In addition, an early allusion to the professor's interest in "Cyrenaic bee-keeping" may serve to underscore the themes of (1) the primacy of immediate experience, i.e., "living in the moment," a principle of the Cyrenaic school of philosophy (4th-3rd centuries BCE), which is rather ironically exemplified by the effects of the professor's dementia; and (2) a concern for social order, of which bee-keeping is an established symbol. (The subtext here is Vergil, *Georgics* IV 315ff., in which Aristaeus, a healer-deity and son of Apollo and Cyrene, laments the death of his hives.)
Back to cinema.
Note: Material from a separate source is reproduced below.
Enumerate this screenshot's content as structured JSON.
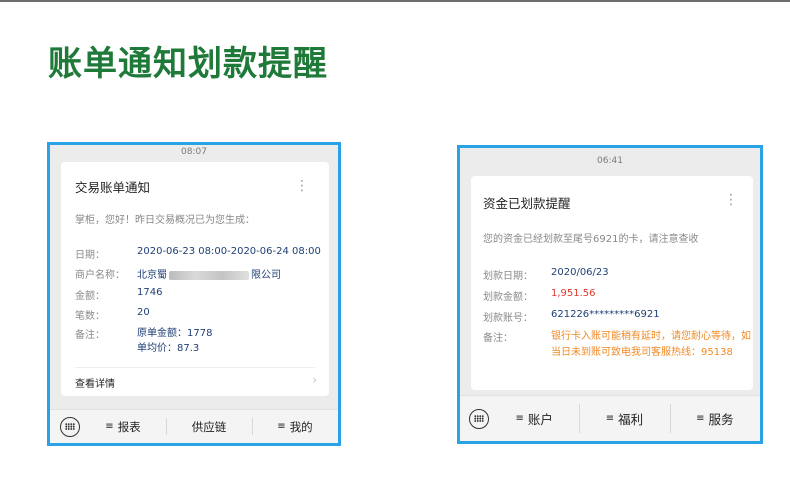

Those who insist on watching films with the sound off -- that is, the purists who believe that a film is only as good as its images -- will find some unforgettable pictures in this film: "il professore" striding purposefully, in his dementia, across the piazza at Carpi; leaping into a field of wheat, bird-cage held high in one hand, with Cora following, cursing, jerked along after him as if on an invisible thread; and the discovery of a lighted, luxurious tennis-court in the rain-soaked middle of nowhere (I'll bet Fellini would have loved that).
While the film doesn't seem explicitly to quote the "rich trove" (excuse the cliche) of Italian cinema (as far as I could tell, and I didn't recognize the Ingrid Bergman movie), I got a kick out of some apparently incidental correspondences -- hanging out of train windows, cf. Germi's "Divorce Italian Style"; and more to the point, the final scene in a train station, with church-like imagery in evidence (but in a happy ending, not sad), cf. Zurlini's "Girl with a Suitcase." The constant call of an owl in the scenes in the countryside put me in mind of Fellini's "Giulietta of the Spirits."
I also suspect that the song "Compagna di Viaggio," by Mina, the diva of modern Italian canzoni, must have some resonance for the movie, but my Italian's not good enough to parse the text without a dictionary.
Also, the film score was above-average -- not Nino Rota, but not bad, either. Nicely comic in tone.
All in all, this is an "underdetermined" treatment of a story, but for Italian movie buffs it's well worth watching.
Don't waste your time or money.